### Assignment
Print the whole listing again exactly, keeping no pictures in it.

### Entries provided
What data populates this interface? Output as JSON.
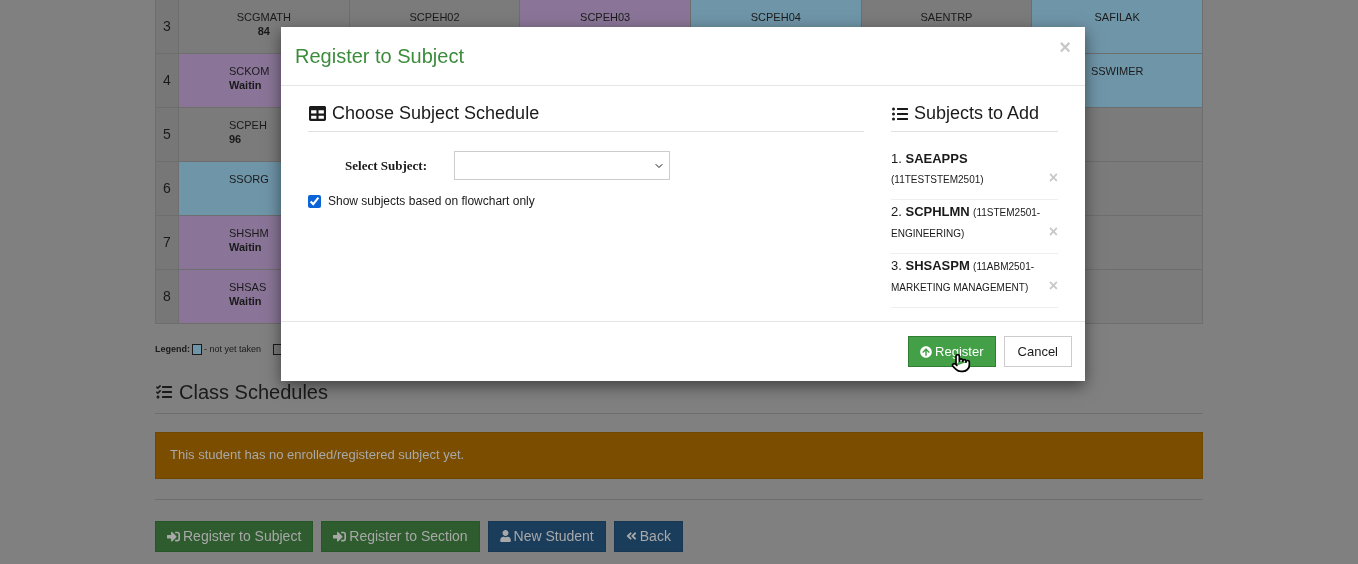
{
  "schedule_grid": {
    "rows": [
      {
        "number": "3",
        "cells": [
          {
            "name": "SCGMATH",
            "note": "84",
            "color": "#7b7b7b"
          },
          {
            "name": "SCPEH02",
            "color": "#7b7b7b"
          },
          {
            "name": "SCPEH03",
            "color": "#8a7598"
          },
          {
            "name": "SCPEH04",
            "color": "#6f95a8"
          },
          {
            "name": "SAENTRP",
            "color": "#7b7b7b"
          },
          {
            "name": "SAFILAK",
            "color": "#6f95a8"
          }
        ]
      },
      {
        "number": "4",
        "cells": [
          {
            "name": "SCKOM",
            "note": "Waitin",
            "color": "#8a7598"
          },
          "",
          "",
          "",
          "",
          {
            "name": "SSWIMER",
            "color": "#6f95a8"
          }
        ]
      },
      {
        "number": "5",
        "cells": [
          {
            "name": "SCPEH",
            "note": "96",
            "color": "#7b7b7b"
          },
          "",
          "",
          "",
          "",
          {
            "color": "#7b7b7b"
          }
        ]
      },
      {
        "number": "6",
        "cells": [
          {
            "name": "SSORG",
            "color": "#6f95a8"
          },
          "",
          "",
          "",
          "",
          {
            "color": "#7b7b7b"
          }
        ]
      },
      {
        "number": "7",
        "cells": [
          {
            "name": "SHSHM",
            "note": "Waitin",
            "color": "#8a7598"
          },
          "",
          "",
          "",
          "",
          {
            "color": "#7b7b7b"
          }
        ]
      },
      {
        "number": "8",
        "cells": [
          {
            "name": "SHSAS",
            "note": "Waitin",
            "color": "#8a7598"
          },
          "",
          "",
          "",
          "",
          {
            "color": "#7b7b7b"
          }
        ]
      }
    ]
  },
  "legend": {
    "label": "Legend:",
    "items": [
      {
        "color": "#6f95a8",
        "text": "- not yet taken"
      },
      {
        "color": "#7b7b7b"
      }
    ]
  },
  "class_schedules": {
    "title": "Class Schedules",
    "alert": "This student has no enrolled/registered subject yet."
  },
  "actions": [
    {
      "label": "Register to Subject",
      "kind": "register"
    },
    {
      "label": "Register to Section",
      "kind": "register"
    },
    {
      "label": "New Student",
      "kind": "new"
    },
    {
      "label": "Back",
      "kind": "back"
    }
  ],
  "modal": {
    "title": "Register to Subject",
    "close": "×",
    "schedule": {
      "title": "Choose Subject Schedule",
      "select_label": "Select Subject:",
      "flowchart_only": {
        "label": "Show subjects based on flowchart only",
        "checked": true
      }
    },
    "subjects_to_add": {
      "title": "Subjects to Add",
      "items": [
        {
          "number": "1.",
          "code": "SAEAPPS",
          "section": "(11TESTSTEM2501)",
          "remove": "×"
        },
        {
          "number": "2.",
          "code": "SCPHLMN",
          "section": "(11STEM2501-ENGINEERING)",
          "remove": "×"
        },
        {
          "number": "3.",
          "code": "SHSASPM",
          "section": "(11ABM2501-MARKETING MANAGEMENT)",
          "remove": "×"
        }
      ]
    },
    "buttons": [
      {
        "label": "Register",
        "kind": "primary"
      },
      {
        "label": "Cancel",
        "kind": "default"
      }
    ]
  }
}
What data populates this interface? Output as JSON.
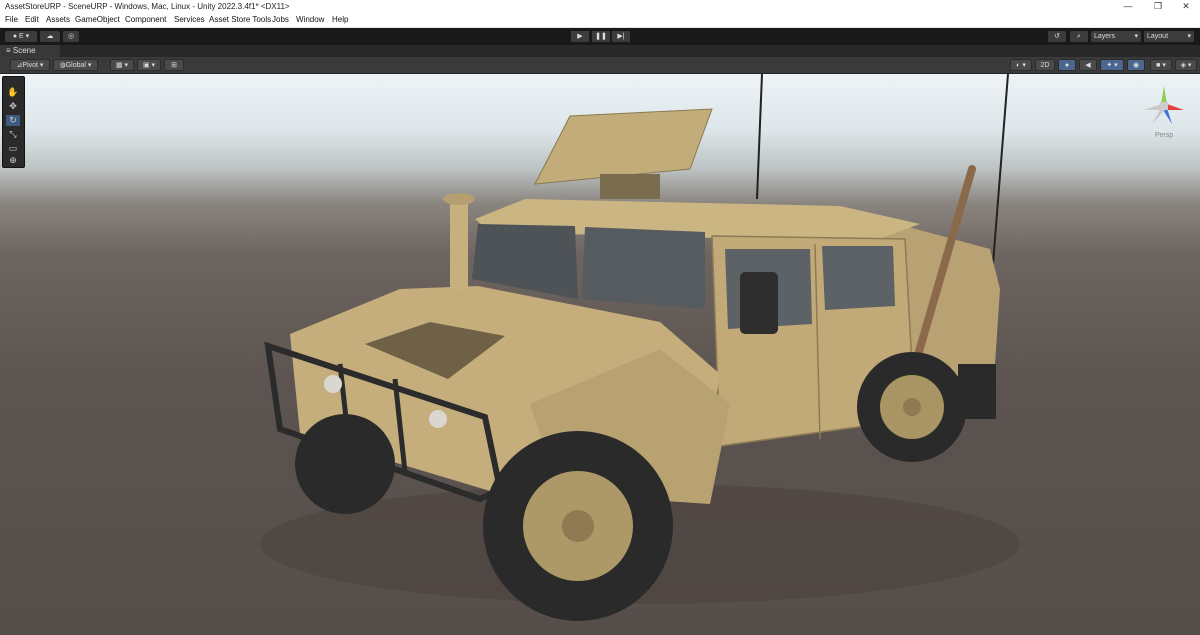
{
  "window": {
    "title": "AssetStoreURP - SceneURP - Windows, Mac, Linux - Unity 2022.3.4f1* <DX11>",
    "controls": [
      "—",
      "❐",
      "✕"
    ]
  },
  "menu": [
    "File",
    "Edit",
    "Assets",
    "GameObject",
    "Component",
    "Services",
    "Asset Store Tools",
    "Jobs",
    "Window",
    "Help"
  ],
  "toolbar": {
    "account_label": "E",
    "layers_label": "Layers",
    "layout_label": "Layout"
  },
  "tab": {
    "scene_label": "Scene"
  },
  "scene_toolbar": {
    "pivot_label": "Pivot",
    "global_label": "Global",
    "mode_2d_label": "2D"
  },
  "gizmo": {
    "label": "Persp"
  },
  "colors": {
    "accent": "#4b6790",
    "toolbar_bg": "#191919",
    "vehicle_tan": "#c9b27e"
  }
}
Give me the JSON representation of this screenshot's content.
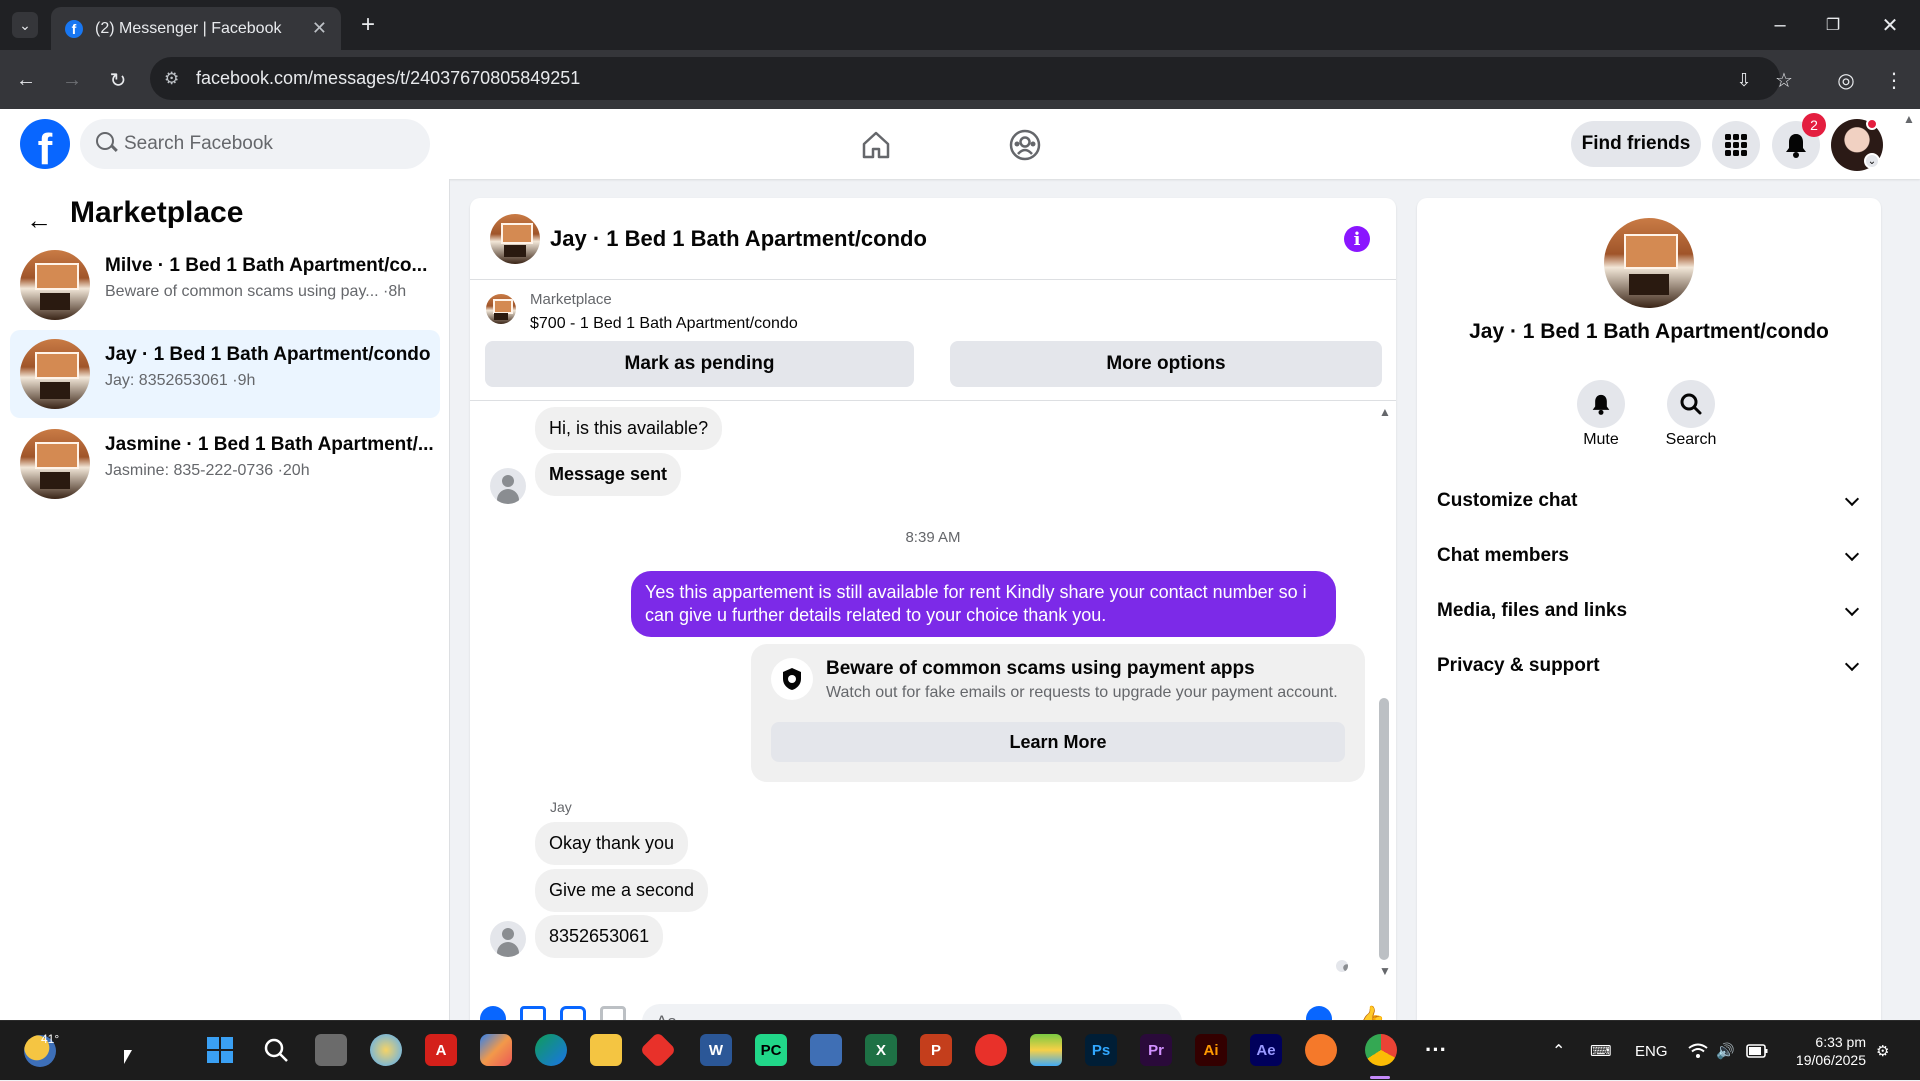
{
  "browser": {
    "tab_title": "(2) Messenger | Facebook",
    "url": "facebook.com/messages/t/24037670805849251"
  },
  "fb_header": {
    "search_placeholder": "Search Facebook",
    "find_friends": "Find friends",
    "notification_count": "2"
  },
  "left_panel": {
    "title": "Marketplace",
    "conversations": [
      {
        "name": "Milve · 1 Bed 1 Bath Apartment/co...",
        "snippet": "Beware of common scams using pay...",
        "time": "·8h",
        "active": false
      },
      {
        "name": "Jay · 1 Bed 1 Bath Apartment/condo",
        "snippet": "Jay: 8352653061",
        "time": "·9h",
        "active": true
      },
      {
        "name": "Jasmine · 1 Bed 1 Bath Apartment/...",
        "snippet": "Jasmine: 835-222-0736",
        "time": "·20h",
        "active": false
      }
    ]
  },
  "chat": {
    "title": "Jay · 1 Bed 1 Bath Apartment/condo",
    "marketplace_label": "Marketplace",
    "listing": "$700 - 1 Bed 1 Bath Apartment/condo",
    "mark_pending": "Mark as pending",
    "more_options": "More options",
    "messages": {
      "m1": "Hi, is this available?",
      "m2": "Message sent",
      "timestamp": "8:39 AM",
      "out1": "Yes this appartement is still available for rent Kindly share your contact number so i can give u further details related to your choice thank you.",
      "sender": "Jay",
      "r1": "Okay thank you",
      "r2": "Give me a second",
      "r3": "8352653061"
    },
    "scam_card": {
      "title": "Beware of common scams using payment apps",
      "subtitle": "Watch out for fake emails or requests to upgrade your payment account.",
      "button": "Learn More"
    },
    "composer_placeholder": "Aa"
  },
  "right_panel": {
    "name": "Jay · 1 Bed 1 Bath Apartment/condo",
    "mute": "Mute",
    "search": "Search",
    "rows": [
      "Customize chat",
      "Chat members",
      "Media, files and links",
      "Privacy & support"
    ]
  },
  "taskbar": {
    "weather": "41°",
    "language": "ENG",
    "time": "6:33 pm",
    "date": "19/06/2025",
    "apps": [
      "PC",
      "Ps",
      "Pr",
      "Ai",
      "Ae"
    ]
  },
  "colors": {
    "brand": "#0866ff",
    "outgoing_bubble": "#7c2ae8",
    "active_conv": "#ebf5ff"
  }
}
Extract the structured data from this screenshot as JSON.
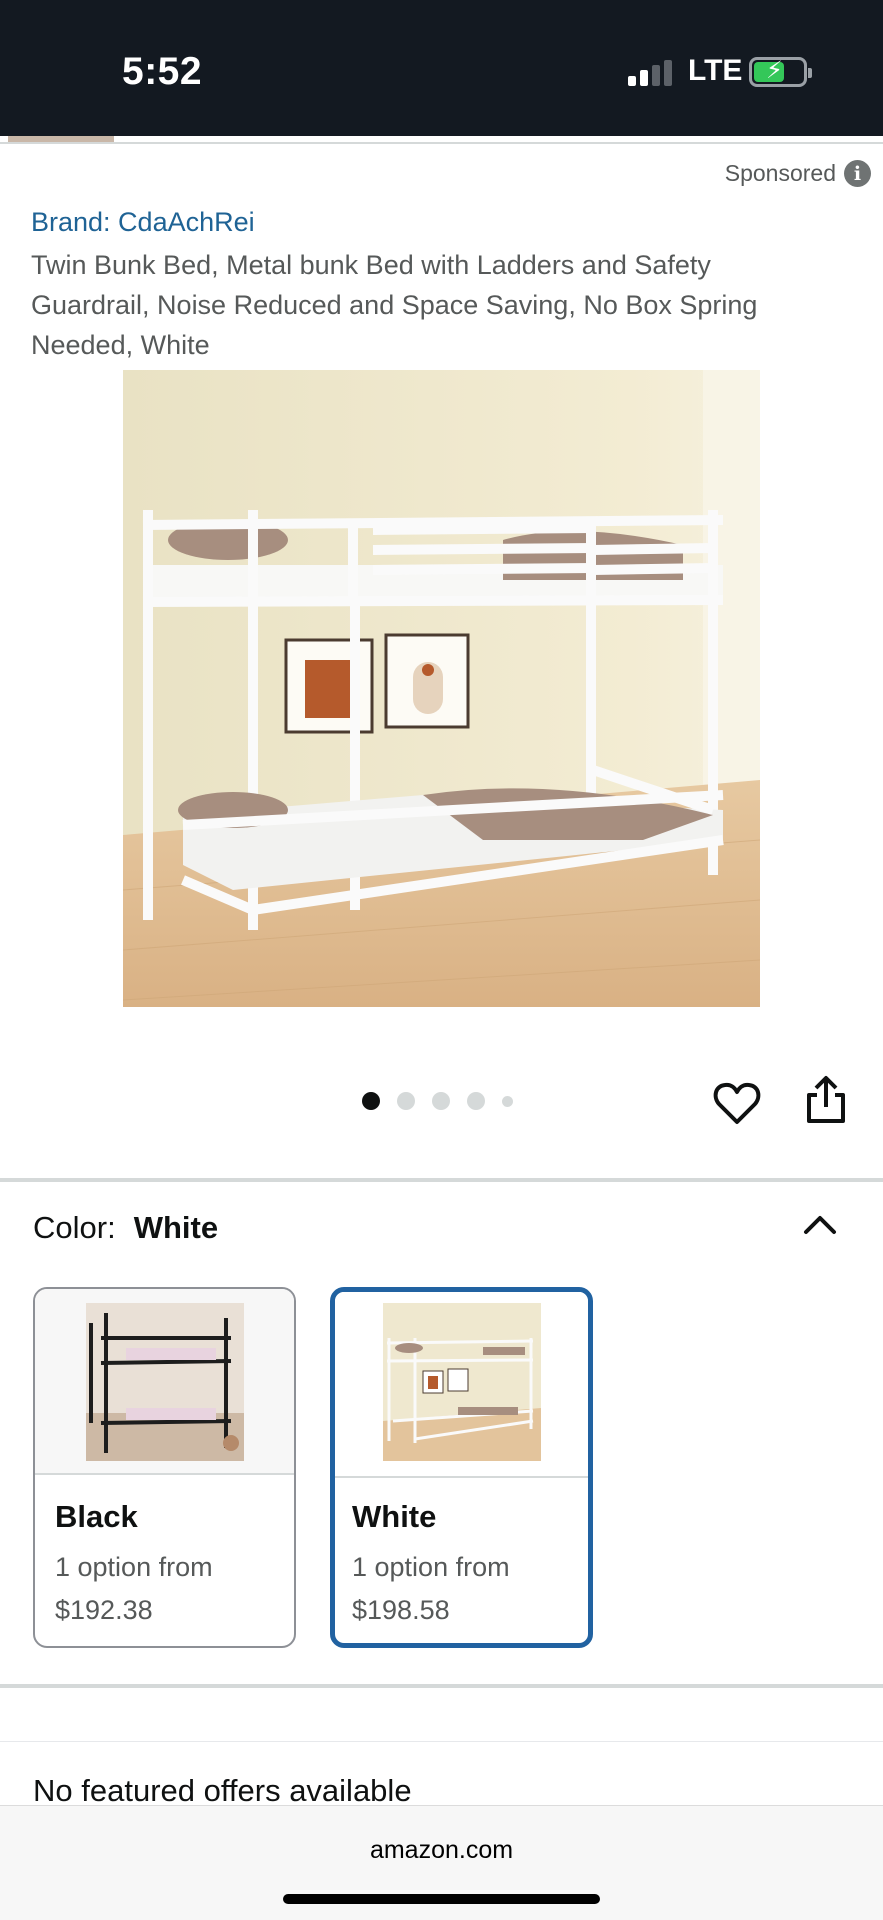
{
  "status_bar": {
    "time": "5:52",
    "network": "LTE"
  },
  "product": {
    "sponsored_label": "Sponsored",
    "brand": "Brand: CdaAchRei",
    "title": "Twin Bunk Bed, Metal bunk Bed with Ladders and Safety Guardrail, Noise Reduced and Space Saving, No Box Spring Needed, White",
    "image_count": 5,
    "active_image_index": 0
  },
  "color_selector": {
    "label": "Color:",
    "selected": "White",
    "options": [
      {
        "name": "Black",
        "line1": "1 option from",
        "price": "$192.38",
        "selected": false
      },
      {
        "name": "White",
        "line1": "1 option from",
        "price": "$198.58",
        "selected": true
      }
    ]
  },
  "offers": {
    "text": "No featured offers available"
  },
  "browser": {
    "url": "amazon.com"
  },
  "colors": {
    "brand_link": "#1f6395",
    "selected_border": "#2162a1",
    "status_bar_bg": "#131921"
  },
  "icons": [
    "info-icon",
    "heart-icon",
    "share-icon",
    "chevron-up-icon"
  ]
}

### Exercise response
What data populates this interface? Output as JSON.
{
  "schedule_grid": {
    "rows": [
      {
        "number": "3",
        "cells": [
          {
            "name": "SCGMATH",
            "note": "84",
            "color": "#7b7b7b"
          },
          {
            "name": "SCPEH02",
            "color": "#7b7b7b"
          },
          {
            "name": "SCPEH03",
            "color": "#8a7598"
          },
          {
            "name": "SCPEH04",
            "color": "#6f95a8"
          },
          {
            "name": "SAENTRP",
            "color": "#7b7b7b"
          },
          {
            "name": "SAFILAK",
            "color": "#6f95a8"
          }
        ]
      },
      {
        "number": "4",
        "cells": [
          {
            "name": "SCKOM",
            "note": "Waitin",
            "color": "#8a7598"
          },
          "",
          "",
          "",
          "",
          {
            "name": "SSWIMER",
            "color": "#6f95a8"
          }
        ]
      },
      {
        "number": "5",
        "cells": [
          {
            "name": "SCPEH",
            "note": "96",
            "color": "#7b7b7b"
          },
          "",
          "",
          "",
          "",
          {
            "color": "#7b7b7b"
          }
        ]
      },
      {
        "number": "6",
        "cells": [
          {
            "name": "SSORG",
            "color": "#6f95a8"
          },
          "",
          "",
          "",
          "",
          {
            "color": "#7b7b7b"
          }
        ]
      },
      {
        "number": "7",
        "cells": [
          {
            "name": "SHSHM",
            "note": "Waitin",
            "color": "#8a7598"
          },
          "",
          "",
          "",
          "",
          {
            "color": "#7b7b7b"
          }
        ]
      },
      {
        "number": "8",
        "cells": [
          {
            "name": "SHSAS",
            "note": "Waitin",
            "color": "#8a7598"
          },
          "",
          "",
          "",
          "",
          {
            "color": "#7b7b7b"
          }
        ]
      }
    ]
  },
  "legend": {
    "label": "Legend:",
    "items": [
      {
        "color": "#6f95a8",
        "text": "- not yet taken"
      },
      {
        "color": "#7b7b7b"
      }
    ]
  },
  "class_schedules": {
    "title": "Class Schedules",
    "alert": "This student has no enrolled/registered subject yet."
  },
  "actions": [
    {
      "label": "Register to Subject",
      "kind": "register"
    },
    {
      "label": "Register to Section",
      "kind": "register"
    },
    {
      "label": "New Student",
      "kind": "new"
    },
    {
      "label": "Back",
      "kind": "back"
    }
  ],
  "modal": {
    "title": "Register to Subject",
    "close": "×",
    "schedule": {
      "title": "Choose Subject Schedule",
      "select_label": "Select Subject:",
      "flowchart_only": {
        "label": "Show subjects based on flowchart only",
        "checked": true
      }
    },
    "subjects_to_add": {
      "title": "Subjects to Add",
      "items": [
        {
          "number": "1.",
          "code": "SAEAPPS",
          "section": "(11TESTSTEM2501)",
          "remove": "×"
        },
        {
          "number": "2.",
          "code": "SCPHLMN",
          "section": "(11STEM2501-ENGINEERING)",
          "remove": "×"
        },
        {
          "number": "3.",
          "code": "SHSASPM",
          "section": "(11ABM2501-MARKETING MANAGEMENT)",
          "remove": "×"
        }
      ]
    },
    "buttons": [
      {
        "label": "Register",
        "kind": "primary"
      },
      {
        "label": "Cancel",
        "kind": "default"
      }
    ]
  }
}
What data populates this interface? Output as JSON.
{
  "window": {
    "title": "AssetStoreURP - SceneURP - Windows, Mac, Linux - Unity 2022.3.4f1* <DX11>",
    "controls": [
      "—",
      "❐",
      "✕"
    ]
  },
  "menu": [
    "File",
    "Edit",
    "Assets",
    "GameObject",
    "Component",
    "Services",
    "Asset Store Tools",
    "Jobs",
    "Window",
    "Help"
  ],
  "toolbar": {
    "account_label": "E",
    "layers_label": "Layers",
    "layout_label": "Layout"
  },
  "tab": {
    "scene_label": "Scene"
  },
  "scene_toolbar": {
    "pivot_label": "Pivot",
    "global_label": "Global",
    "mode_2d_label": "2D"
  },
  "gizmo": {
    "label": "Persp"
  },
  "colors": {
    "accent": "#4b6790",
    "toolbar_bg": "#191919",
    "vehicle_tan": "#c9b27e"
  }
}
Give me the JSON representation of this screenshot's content.
{
  "browser": {
    "tab_title": "(2) Messenger | Facebook",
    "url": "facebook.com/messages/t/24037670805849251"
  },
  "fb_header": {
    "search_placeholder": "Search Facebook",
    "find_friends": "Find friends",
    "notification_count": "2"
  },
  "left_panel": {
    "title": "Marketplace",
    "conversations": [
      {
        "name": "Milve · 1 Bed 1 Bath Apartment/co...",
        "snippet": "Beware of common scams using pay...",
        "time": "·8h",
        "active": false
      },
      {
        "name": "Jay · 1 Bed 1 Bath Apartment/condo",
        "snippet": "Jay: 8352653061",
        "time": "·9h",
        "active": true
      },
      {
        "name": "Jasmine · 1 Bed 1 Bath Apartment/...",
        "snippet": "Jasmine: 835-222-0736",
        "time": "·20h",
        "active": false
      }
    ]
  },
  "chat": {
    "title": "Jay · 1 Bed 1 Bath Apartment/condo",
    "marketplace_label": "Marketplace",
    "listing": "$700 - 1 Bed 1 Bath Apartment/condo",
    "mark_pending": "Mark as pending",
    "more_options": "More options",
    "messages": {
      "m1": "Hi, is this available?",
      "m2": "Message sent",
      "timestamp": "8:39 AM",
      "out1": "Yes this appartement is still available for rent Kindly share your contact number so i can give u further details related to your choice thank you.",
      "sender": "Jay",
      "r1": "Okay thank you",
      "r2": "Give me a second",
      "r3": "8352653061"
    },
    "scam_card": {
      "title": "Beware of common scams using payment apps",
      "subtitle": "Watch out for fake emails or requests to upgrade your payment account.",
      "button": "Learn More"
    },
    "composer_placeholder": "Aa"
  },
  "right_panel": {
    "name": "Jay · 1 Bed 1 Bath Apartment/condo",
    "mute": "Mute",
    "search": "Search",
    "rows": [
      "Customize chat",
      "Chat members",
      "Media, files and links",
      "Privacy & support"
    ]
  },
  "taskbar": {
    "weather": "41°",
    "language": "ENG",
    "time": "6:33 pm",
    "date": "19/06/2025",
    "apps": [
      "PC",
      "Ps",
      "Pr",
      "Ai",
      "Ae"
    ]
  },
  "colors": {
    "brand": "#0866ff",
    "outgoing_bubble": "#7c2ae8",
    "active_conv": "#ebf5ff"
  }
}
Extract the structured data from this screenshot as JSON.
{
  "status_bar": {
    "time": "5:52",
    "network": "LTE"
  },
  "product": {
    "sponsored_label": "Sponsored",
    "brand": "Brand: CdaAchRei",
    "title": "Twin Bunk Bed, Metal bunk Bed with Ladders and Safety Guardrail, Noise Reduced and Space Saving, No Box Spring Needed, White",
    "image_count": 5,
    "active_image_index": 0
  },
  "color_selector": {
    "label": "Color:",
    "selected": "White",
    "options": [
      {
        "name": "Black",
        "line1": "1 option from",
        "price": "$192.38",
        "selected": false
      },
      {
        "name": "White",
        "line1": "1 option from",
        "price": "$198.58",
        "selected": true
      }
    ]
  },
  "offers": {
    "text": "No featured offers available"
  },
  "browser": {
    "url": "amazon.com"
  },
  "colors": {
    "brand_link": "#1f6395",
    "selected_border": "#2162a1",
    "status_bar_bg": "#131921"
  },
  "icons": [
    "info-icon",
    "heart-icon",
    "share-icon",
    "chevron-up-icon"
  ]
}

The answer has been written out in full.